    Initially, only airline stewards were allowed to buy the cheap booze and smokes, as well as a selection of souvenirs and gifts, which they then re-sold to passengers when the plane was in the air.

    Later, passengers were allowed to make direct purchases at tax-free prices. (Indeed, I recall that my Irish-born grandmother availed of the service in the 1960s and 1970s, after her summertime visits to Cork, returning to Boston with a bottle or two of Bailey’s Irish Cream in her possession as well as several reels of priceless home movies.)

    Irish airport officials soon realized, however, that despite the age-old popularity of alcohol and cigarettes, it might be wise to broaden their range of goods. As a result, once you get through security these days, you step into a glitzy retail world offering electrical goods, clothing, glassware, cosmetics, snacks, and souvenirs – all aimed at thousands of anxious travelers like me who worry that an extra gift might be needed for an aunt or uncle or favored friend back home.


    According to the online literature, duty-free founder Brendan O’Regan was awarded two doctorates of law during his long and distinguished career.

    My own airport purchases over many years provide ample proof that what he really deserved was a PhD in Consumer Psychology.

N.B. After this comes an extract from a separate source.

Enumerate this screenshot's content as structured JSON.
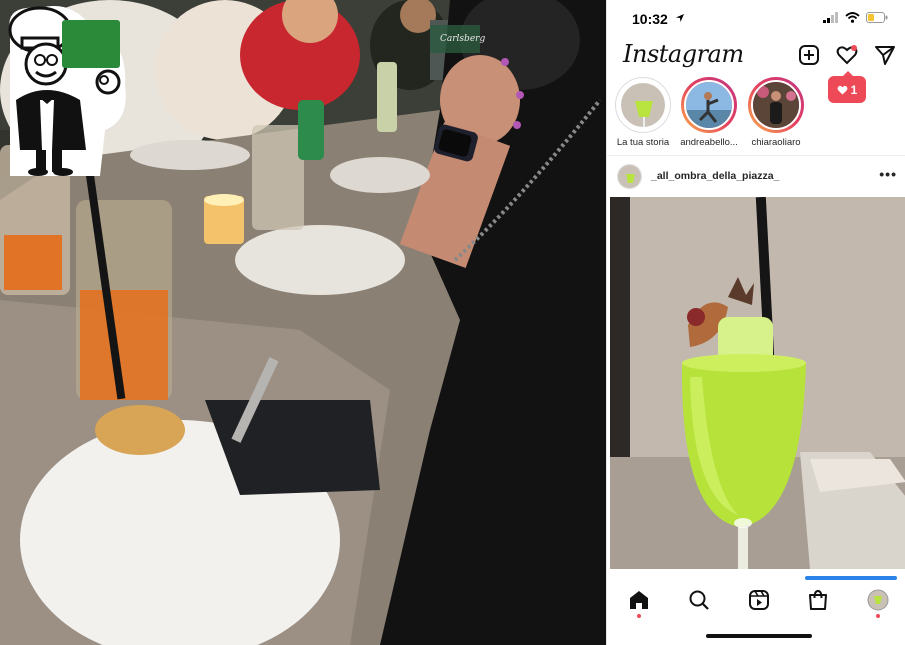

    Medford native Steve Coronella has lived in Ireland since 1992. His latest book is the essay collection “Entering Medford – And Other Destinations.” He can be reached at